Dataset rows describing interfaces
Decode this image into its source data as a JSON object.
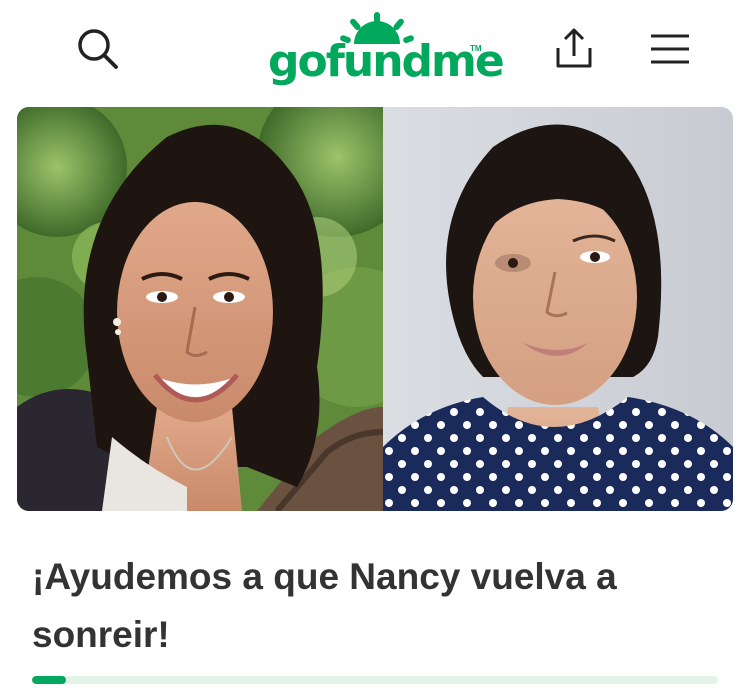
{
  "header": {
    "logo_text": "gofundme",
    "logo_trademark": "TM",
    "icons": {
      "search": "search-icon",
      "share": "share-icon",
      "menu": "menu-icon"
    }
  },
  "hero": {
    "images": [
      "before-photo",
      "after-photo"
    ]
  },
  "campaign": {
    "title": "¡Ayudemos a que Nancy vuelva a sonreir!",
    "progress_fraction": 0.05
  },
  "colors": {
    "brand_green": "#02a95c",
    "progress_track": "#e3f3ea",
    "title_text": "#333333"
  }
}
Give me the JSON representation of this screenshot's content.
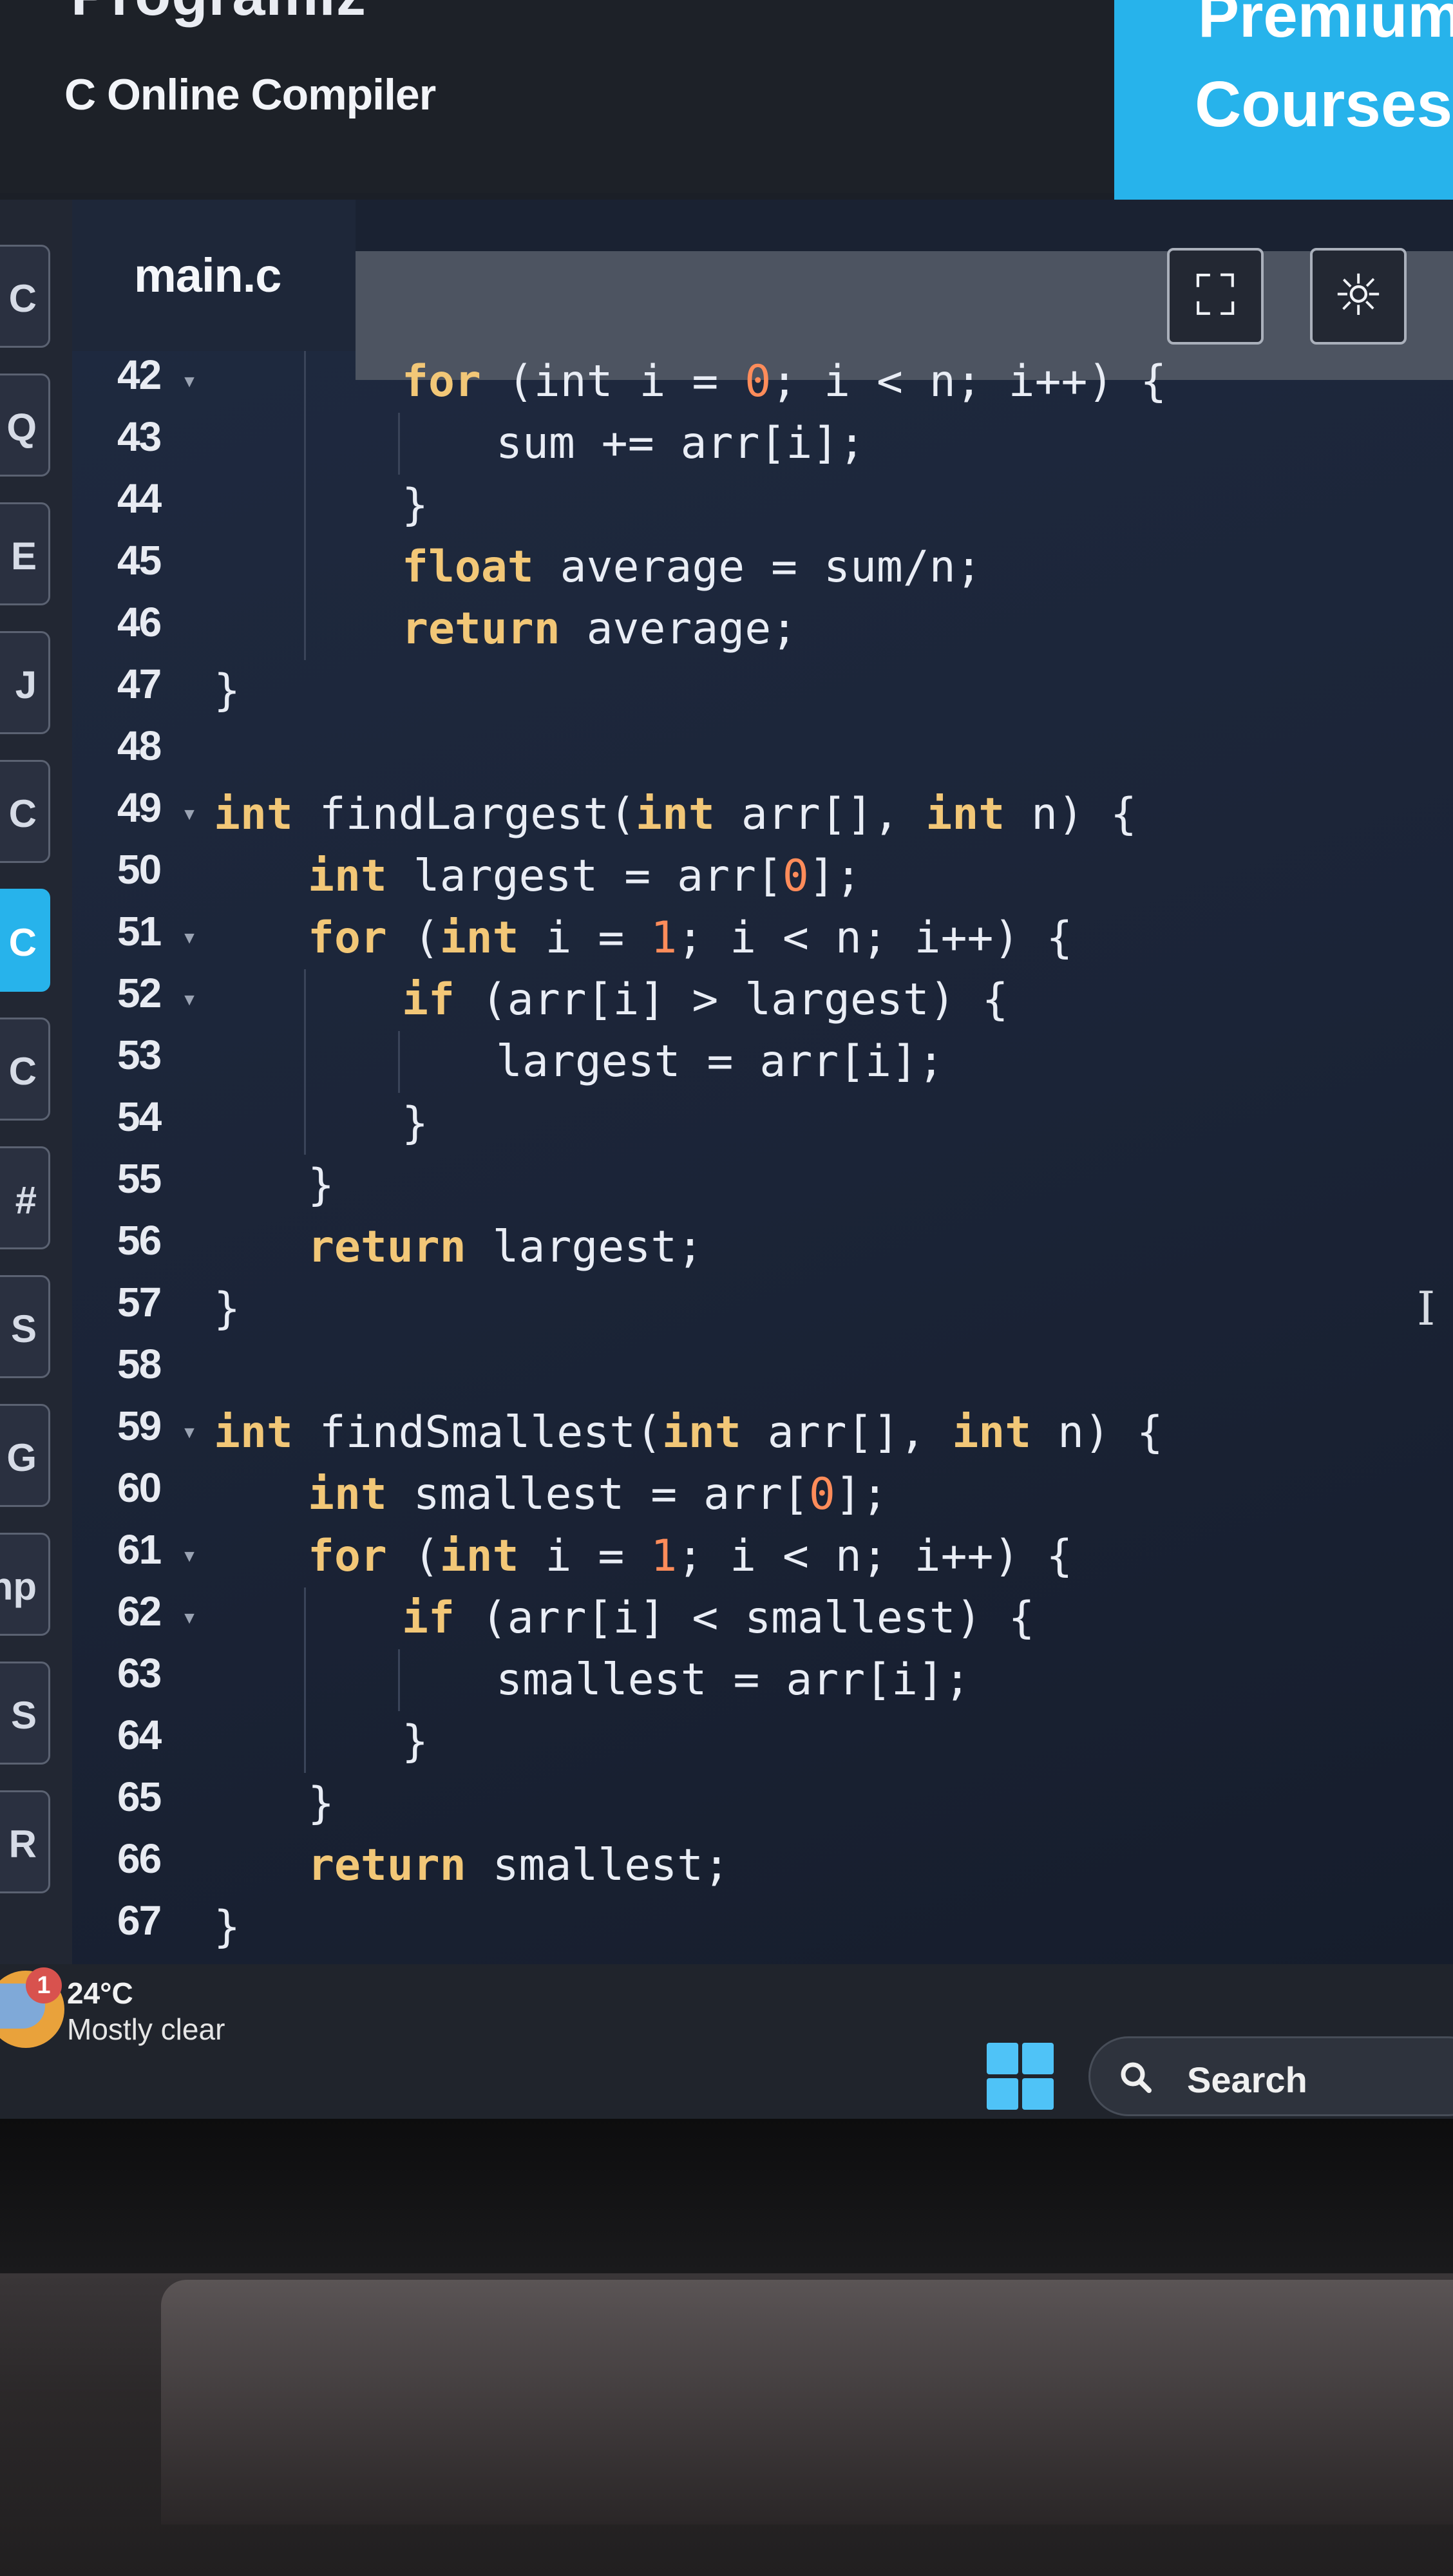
{
  "header": {
    "brand": "Programiz",
    "subtitle": "C Online Compiler",
    "premium_line1": "Premium",
    "premium_line2": "Courses"
  },
  "sidebar": {
    "items": [
      {
        "glyph": "C"
      },
      {
        "glyph": "Q"
      },
      {
        "glyph": "E"
      },
      {
        "glyph": "J"
      },
      {
        "glyph": "C"
      },
      {
        "glyph": "C",
        "active": true
      },
      {
        "glyph": "C"
      },
      {
        "glyph": "#"
      },
      {
        "glyph": "S"
      },
      {
        "glyph": "G"
      },
      {
        "glyph": "hp"
      },
      {
        "glyph": "S"
      },
      {
        "glyph": "R"
      }
    ]
  },
  "editor": {
    "tab_name": "main.c",
    "fullscreen_icon": "fullscreen-icon",
    "theme_icon": "sun-icon",
    "lines": [
      {
        "n": "42",
        "fold": true,
        "indent": 2,
        "tokens": [
          [
            "kw",
            "for"
          ],
          [
            "t",
            " (int i = "
          ],
          [
            "num",
            "0"
          ],
          [
            "t",
            "; i < n; i++) {"
          ]
        ]
      },
      {
        "n": "43",
        "fold": false,
        "indent": 3,
        "tokens": [
          [
            "t",
            "sum += arr[i];"
          ]
        ]
      },
      {
        "n": "44",
        "fold": false,
        "indent": 2,
        "tokens": [
          [
            "t",
            "}"
          ]
        ]
      },
      {
        "n": "45",
        "fold": false,
        "indent": 2,
        "tokens": [
          [
            "kw",
            "float"
          ],
          [
            "t",
            " average = sum/n;"
          ]
        ]
      },
      {
        "n": "46",
        "fold": false,
        "indent": 2,
        "tokens": [
          [
            "kw",
            "return"
          ],
          [
            "t",
            " average;"
          ]
        ]
      },
      {
        "n": "47",
        "fold": false,
        "indent": 0,
        "tokens": [
          [
            "t",
            "}"
          ]
        ]
      },
      {
        "n": "48",
        "fold": false,
        "indent": 0,
        "tokens": []
      },
      {
        "n": "49",
        "fold": true,
        "indent": 0,
        "tokens": [
          [
            "kw",
            "int"
          ],
          [
            "t",
            " findLargest("
          ],
          [
            "kw",
            "int"
          ],
          [
            "t",
            " arr[], "
          ],
          [
            "kw",
            "int"
          ],
          [
            "t",
            " n) {"
          ]
        ]
      },
      {
        "n": "50",
        "fold": false,
        "indent": 1,
        "tokens": [
          [
            "kw",
            "int"
          ],
          [
            "t",
            " largest = arr["
          ],
          [
            "num",
            "0"
          ],
          [
            "t",
            "];"
          ]
        ]
      },
      {
        "n": "51",
        "fold": true,
        "indent": 1,
        "tokens": [
          [
            "kw",
            "for"
          ],
          [
            "t",
            " ("
          ],
          [
            "kw",
            "int"
          ],
          [
            "t",
            " i = "
          ],
          [
            "num",
            "1"
          ],
          [
            "t",
            "; i < n; i++) {"
          ]
        ]
      },
      {
        "n": "52",
        "fold": true,
        "indent": 2,
        "tokens": [
          [
            "kw",
            "if"
          ],
          [
            "t",
            " (arr[i] > largest) {"
          ]
        ]
      },
      {
        "n": "53",
        "fold": false,
        "indent": 3,
        "tokens": [
          [
            "t",
            "largest = arr[i];"
          ]
        ]
      },
      {
        "n": "54",
        "fold": false,
        "indent": 2,
        "tokens": [
          [
            "t",
            "}"
          ]
        ]
      },
      {
        "n": "55",
        "fold": false,
        "indent": 1,
        "tokens": [
          [
            "t",
            "}"
          ]
        ]
      },
      {
        "n": "56",
        "fold": false,
        "indent": 1,
        "tokens": [
          [
            "kw",
            "return"
          ],
          [
            "t",
            " largest;"
          ]
        ]
      },
      {
        "n": "57",
        "fold": false,
        "indent": 0,
        "tokens": [
          [
            "t",
            "}"
          ]
        ]
      },
      {
        "n": "58",
        "fold": false,
        "indent": 0,
        "tokens": []
      },
      {
        "n": "59",
        "fold": true,
        "indent": 0,
        "tokens": [
          [
            "kw",
            "int"
          ],
          [
            "t",
            " findSmallest("
          ],
          [
            "kw",
            "int"
          ],
          [
            "t",
            " arr[], "
          ],
          [
            "kw",
            "int"
          ],
          [
            "t",
            " n) {"
          ]
        ]
      },
      {
        "n": "60",
        "fold": false,
        "indent": 1,
        "tokens": [
          [
            "kw",
            "int"
          ],
          [
            "t",
            " smallest = arr["
          ],
          [
            "num",
            "0"
          ],
          [
            "t",
            "];"
          ]
        ]
      },
      {
        "n": "61",
        "fold": true,
        "indent": 1,
        "tokens": [
          [
            "kw",
            "for"
          ],
          [
            "t",
            " ("
          ],
          [
            "kw",
            "int"
          ],
          [
            "t",
            " i = "
          ],
          [
            "num",
            "1"
          ],
          [
            "t",
            "; i < n; i++) {"
          ]
        ]
      },
      {
        "n": "62",
        "fold": true,
        "indent": 2,
        "tokens": [
          [
            "kw",
            "if"
          ],
          [
            "t",
            " (arr[i] < smallest) {"
          ]
        ]
      },
      {
        "n": "63",
        "fold": false,
        "indent": 3,
        "tokens": [
          [
            "t",
            "smallest = arr[i];"
          ]
        ]
      },
      {
        "n": "64",
        "fold": false,
        "indent": 2,
        "tokens": [
          [
            "t",
            "}"
          ]
        ]
      },
      {
        "n": "65",
        "fold": false,
        "indent": 1,
        "tokens": [
          [
            "t",
            "}"
          ]
        ]
      },
      {
        "n": "66",
        "fold": false,
        "indent": 1,
        "tokens": [
          [
            "kw",
            "return"
          ],
          [
            "t",
            " smallest;"
          ]
        ]
      },
      {
        "n": "67",
        "fold": false,
        "indent": 0,
        "tokens": [
          [
            "t",
            "}"
          ]
        ]
      }
    ]
  },
  "taskbar": {
    "weather_badge": "1",
    "weather_temp": "24°C",
    "weather_desc": "Mostly clear",
    "search_label": "Search"
  },
  "colors": {
    "accent": "#27b3eb",
    "keyword": "#f2c777",
    "number": "#ff8c5a",
    "text": "#e9edf5",
    "editor_bg": "#1d2639"
  }
}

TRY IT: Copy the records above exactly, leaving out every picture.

EXERCISE ANSWER:
Decode this image into its source data as a JSON object.
{
  "header": {
    "logo_text": "gofundme",
    "logo_trademark": "TM",
    "icons": {
      "search": "search-icon",
      "share": "share-icon",
      "menu": "menu-icon"
    }
  },
  "hero": {
    "images": [
      "before-photo",
      "after-photo"
    ]
  },
  "campaign": {
    "title": "¡Ayudemos a que Nancy vuelva a sonreir!",
    "progress_fraction": 0.05
  },
  "colors": {
    "brand_green": "#02a95c",
    "progress_track": "#e3f3ea",
    "title_text": "#333333"
  }
}
Give me the JSON representation of this screenshot's content.
{
  "header": {
    "brand": "Programiz",
    "subtitle": "C Online Compiler",
    "premium_line1": "Premium",
    "premium_line2": "Courses"
  },
  "sidebar": {
    "items": [
      {
        "glyph": "C"
      },
      {
        "glyph": "Q"
      },
      {
        "glyph": "E"
      },
      {
        "glyph": "J"
      },
      {
        "glyph": "C"
      },
      {
        "glyph": "C",
        "active": true
      },
      {
        "glyph": "C"
      },
      {
        "glyph": "#"
      },
      {
        "glyph": "S"
      },
      {
        "glyph": "G"
      },
      {
        "glyph": "hp"
      },
      {
        "glyph": "S"
      },
      {
        "glyph": "R"
      }
    ]
  },
  "editor": {
    "tab_name": "main.c",
    "fullscreen_icon": "fullscreen-icon",
    "theme_icon": "sun-icon",
    "lines": [
      {
        "n": "42",
        "fold": true,
        "indent": 2,
        "tokens": [
          [
            "kw",
            "for"
          ],
          [
            "t",
            " (int i = "
          ],
          [
            "num",
            "0"
          ],
          [
            "t",
            "; i < n; i++) {"
          ]
        ]
      },
      {
        "n": "43",
        "fold": false,
        "indent": 3,
        "tokens": [
          [
            "t",
            "sum += arr[i];"
          ]
        ]
      },
      {
        "n": "44",
        "fold": false,
        "indent": 2,
        "tokens": [
          [
            "t",
            "}"
          ]
        ]
      },
      {
        "n": "45",
        "fold": false,
        "indent": 2,
        "tokens": [
          [
            "kw",
            "float"
          ],
          [
            "t",
            " average = sum/n;"
          ]
        ]
      },
      {
        "n": "46",
        "fold": false,
        "indent": 2,
        "tokens": [
          [
            "kw",
            "return"
          ],
          [
            "t",
            " average;"
          ]
        ]
      },
      {
        "n": "47",
        "fold": false,
        "indent": 0,
        "tokens": [
          [
            "t",
            "}"
          ]
        ]
      },
      {
        "n": "48",
        "fold": false,
        "indent": 0,
        "tokens": []
      },
      {
        "n": "49",
        "fold": true,
        "indent": 0,
        "tokens": [
          [
            "kw",
            "int"
          ],
          [
            "t",
            " findLargest("
          ],
          [
            "kw",
            "int"
          ],
          [
            "t",
            " arr[], "
          ],
          [
            "kw",
            "int"
          ],
          [
            "t",
            " n) {"
          ]
        ]
      },
      {
        "n": "50",
        "fold": false,
        "indent": 1,
        "tokens": [
          [
            "kw",
            "int"
          ],
          [
            "t",
            " largest = arr["
          ],
          [
            "num",
            "0"
          ],
          [
            "t",
            "];"
          ]
        ]
      },
      {
        "n": "51",
        "fold": true,
        "indent": 1,
        "tokens": [
          [
            "kw",
            "for"
          ],
          [
            "t",
            " ("
          ],
          [
            "kw",
            "int"
          ],
          [
            "t",
            " i = "
          ],
          [
            "num",
            "1"
          ],
          [
            "t",
            "; i < n; i++) {"
          ]
        ]
      },
      {
        "n": "52",
        "fold": true,
        "indent": 2,
        "tokens": [
          [
            "kw",
            "if"
          ],
          [
            "t",
            " (arr[i] > largest) {"
          ]
        ]
      },
      {
        "n": "53",
        "fold": false,
        "indent": 3,
        "tokens": [
          [
            "t",
            "largest = arr[i];"
          ]
        ]
      },
      {
        "n": "54",
        "fold": false,
        "indent": 2,
        "tokens": [
          [
            "t",
            "}"
          ]
        ]
      },
      {
        "n": "55",
        "fold": false,
        "indent": 1,
        "tokens": [
          [
            "t",
            "}"
          ]
        ]
      },
      {
        "n": "56",
        "fold": false,
        "indent": 1,
        "tokens": [
          [
            "kw",
            "return"
          ],
          [
            "t",
            " largest;"
          ]
        ]
      },
      {
        "n": "57",
        "fold": false,
        "indent": 0,
        "tokens": [
          [
            "t",
            "}"
          ]
        ]
      },
      {
        "n": "58",
        "fold": false,
        "indent": 0,
        "tokens": []
      },
      {
        "n": "59",
        "fold": true,
        "indent": 0,
        "tokens": [
          [
            "kw",
            "int"
          ],
          [
            "t",
            " findSmallest("
          ],
          [
            "kw",
            "int"
          ],
          [
            "t",
            " arr[], "
          ],
          [
            "kw",
            "int"
          ],
          [
            "t",
            " n) {"
          ]
        ]
      },
      {
        "n": "60",
        "fold": false,
        "indent": 1,
        "tokens": [
          [
            "kw",
            "int"
          ],
          [
            "t",
            " smallest = arr["
          ],
          [
            "num",
            "0"
          ],
          [
            "t",
            "];"
          ]
        ]
      },
      {
        "n": "61",
        "fold": true,
        "indent": 1,
        "tokens": [
          [
            "kw",
            "for"
          ],
          [
            "t",
            " ("
          ],
          [
            "kw",
            "int"
          ],
          [
            "t",
            " i = "
          ],
          [
            "num",
            "1"
          ],
          [
            "t",
            "; i < n; i++) {"
          ]
        ]
      },
      {
        "n": "62",
        "fold": true,
        "indent": 2,
        "tokens": [
          [
            "kw",
            "if"
          ],
          [
            "t",
            " (arr[i] < smallest) {"
          ]
        ]
      },
      {
        "n": "63",
        "fold": false,
        "indent": 3,
        "tokens": [
          [
            "t",
            "smallest = arr[i];"
          ]
        ]
      },
      {
        "n": "64",
        "fold": false,
        "indent": 2,
        "tokens": [
          [
            "t",
            "}"
          ]
        ]
      },
      {
        "n": "65",
        "fold": false,
        "indent": 1,
        "tokens": [
          [
            "t",
            "}"
          ]
        ]
      },
      {
        "n": "66",
        "fold": false,
        "indent": 1,
        "tokens": [
          [
            "kw",
            "return"
          ],
          [
            "t",
            " smallest;"
          ]
        ]
      },
      {
        "n": "67",
        "fold": false,
        "indent": 0,
        "tokens": [
          [
            "t",
            "}"
          ]
        ]
      }
    ]
  },
  "taskbar": {
    "weather_badge": "1",
    "weather_temp": "24°C",
    "weather_desc": "Mostly clear",
    "search_label": "Search"
  },
  "colors": {
    "accent": "#27b3eb",
    "keyword": "#f2c777",
    "number": "#ff8c5a",
    "text": "#e9edf5",
    "editor_bg": "#1d2639"
  }
}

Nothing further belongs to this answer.